IBM releases some perfluorocompounds (PFCs) from its semiconductor manufacturing operations. Although the releases are in relatively small amounts (in carbon dioxide equivalents, when compared to the company's indirect CO2 emissions), IBM was the first semiconductor manufacturer to set a numeric reduction target for PFCs in 1998 and was one of the industry leaders in Semiconductor Industry Association (SIA) and EPA collaboration for voluntary industry emissions reporting and reduction initiatives. This collaboration resulted in two Memorandums of Understanding:
After completion of our first corporate goal in 2002, we set a second generation goal to achieve an absolute reduction in PFC emissions from semiconductor manufacturing of 25 percent by 2010 against a base year of 1995. We exceeded this goal by reducing IBM's PFC emissions by 36.5 percent at year-end 2010. Two key PFC reduction approaches enabled us to exceed the goal commitment.
- IBM's 300 mm manufacturing facility abates all significant sources of PFC emissions, minimizing the emissions from the manufacturing operations.
- IBM's 200 mm manufacturing facility has been an industry leader in developing and implementing chemical substitution alternatives to reduce PFC emissions. The facility pioneered the conversion of selected equipment chamber clean processes from C2F6, a gas with an average utilization of 30 to 40 percent, to NF3 which is utilized at greater than 95 percent, significantly reducing emissions. The facility has also implemented substitutions with C4F8, which has better utilization rates and a lower Global Warming Potential.
We continue to take actions to reduce our PFC emissions and monitor performance. Our PFC emissions were 194,300 MT of CO2e, a reduction of 12.7 percent from 2010. The IBM semiconductor manufacturing plant in Vermont continued to convert from C2F6 to C4F8 on selected chamber cleaning processes, accounting for approximately half of the reductions. The other half of the reductions can be attributed to reduced production for the year due to current market conditions.
IBM also monitors three other materials with global warming potentials that are used in connection with manufacturing, lab and office operations: 1) nitrous oxide (N2O), which is used in manufacturing semiconductors but has a lower global warming potential than PFC gases; 2) heat transfer fluids (HTFs) that are primarily used in tool-specific chiller units associated with manufacturing and lab processes; and 3) HFCs which are used in chiller units used to cool manufacturing, lab, or office space.

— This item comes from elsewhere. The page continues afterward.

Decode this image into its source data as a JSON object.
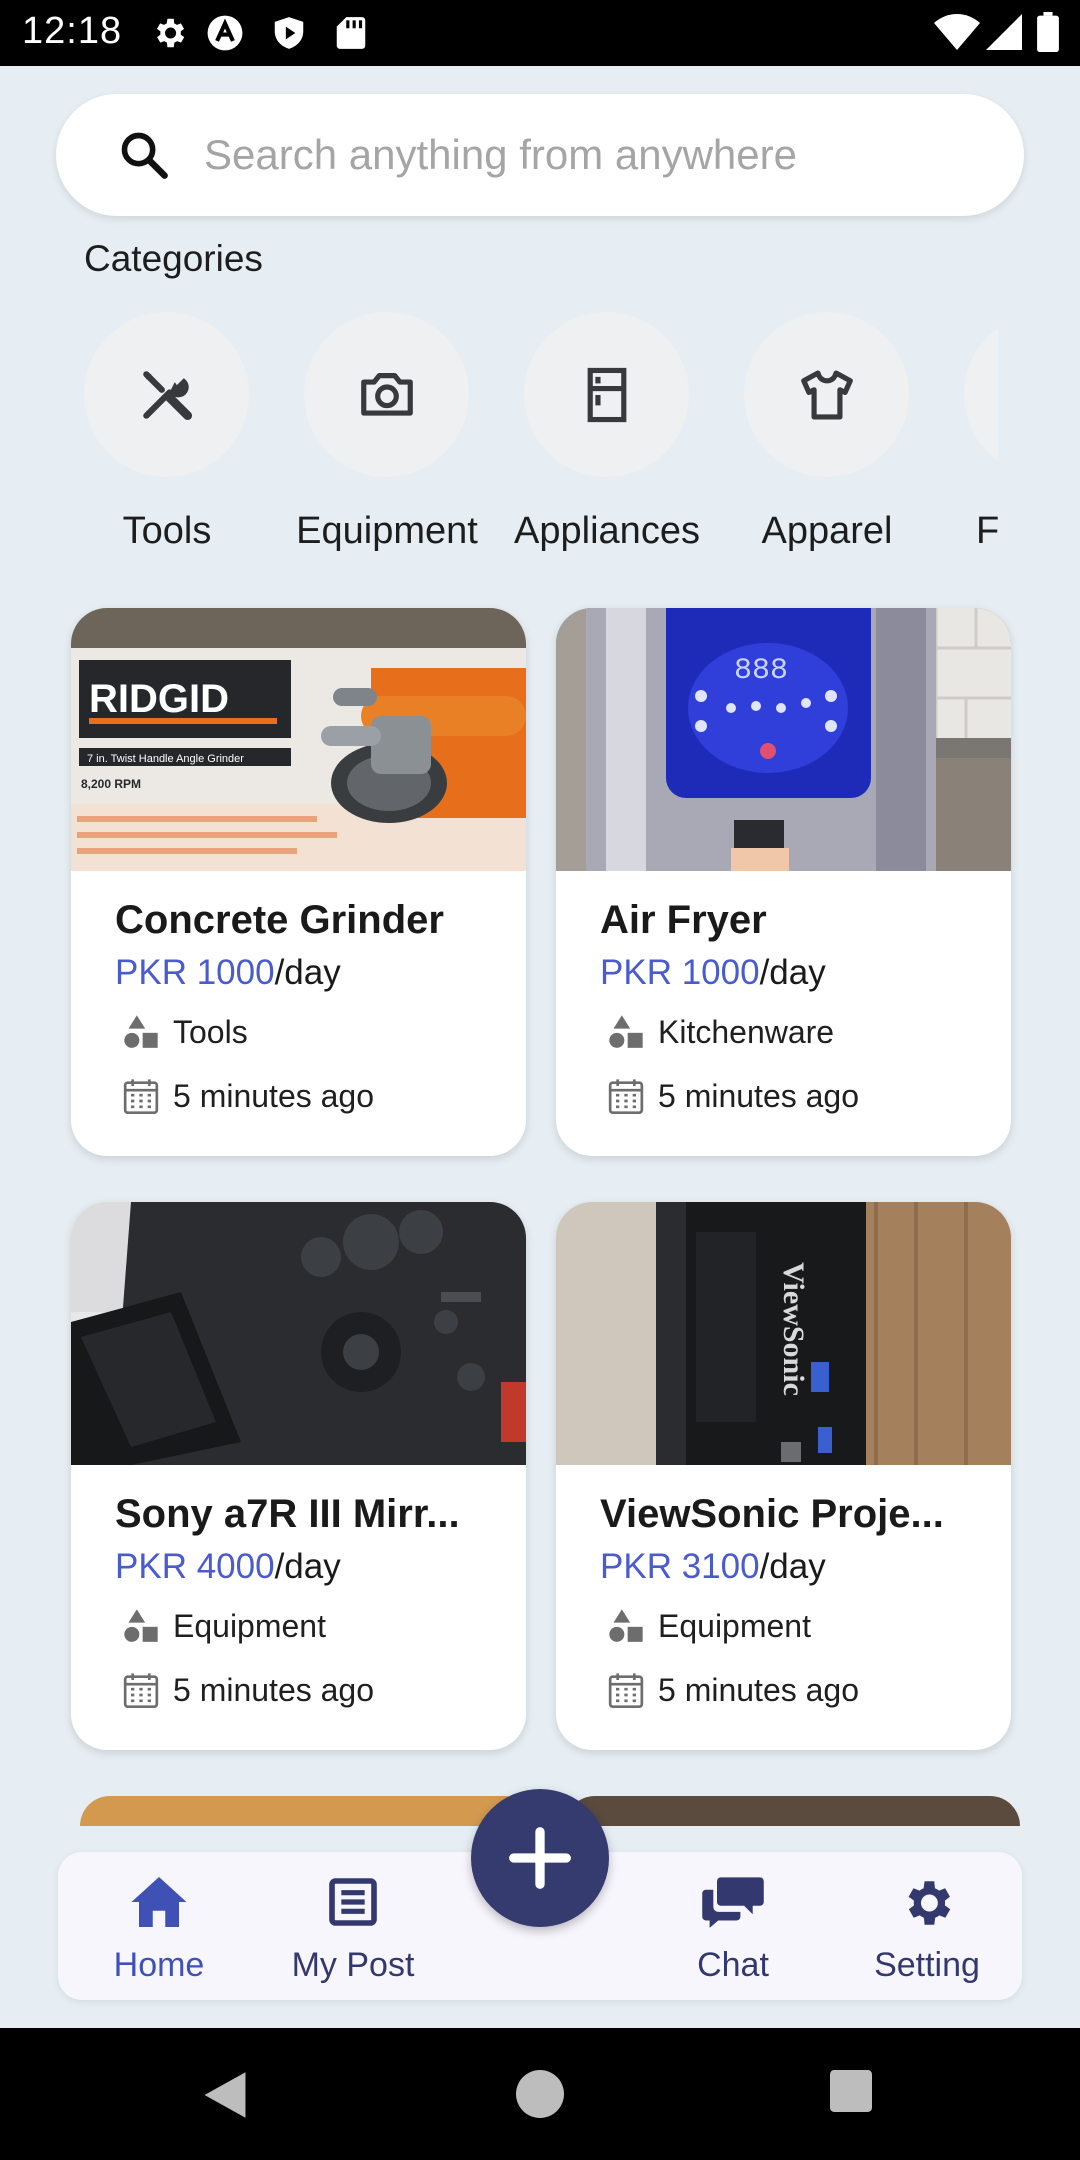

IBM continues to evaluate replacements for the HTFs that have lower volatility and global warming potential. IBM has achieved reductions in these emissions through the use of lower GHG-emitting materials in some test operations and through the installation of solid-state chillers on some semiconductor equipment.
Using absolute metrics to assess GHG reductions
IBM uses absolute metrics as opposed to intensity metrics to assess the effectiveness of its GHG emissions reductions programs. We do not establish intensity metrics against which to assess our progress toward emissions reductions because the diverse nature of IBM's business activities precludes the development of a meaningful correlation between IBM's emissions and activities, and typical emissions normalizers such as revenue, employee population or a measure of output. IBM's diverse range of business activities include, but are not limited to, software labs, consulting services, data center operations, data center services, hardware design, hardware manufacturing and assembly, and semiconductor manufacturing. Often, these activities are co-located at a single facility. There is no effective methodology to disaggregate operations or to allocate the overhead energy use and GHG emissions associated with centralized activities.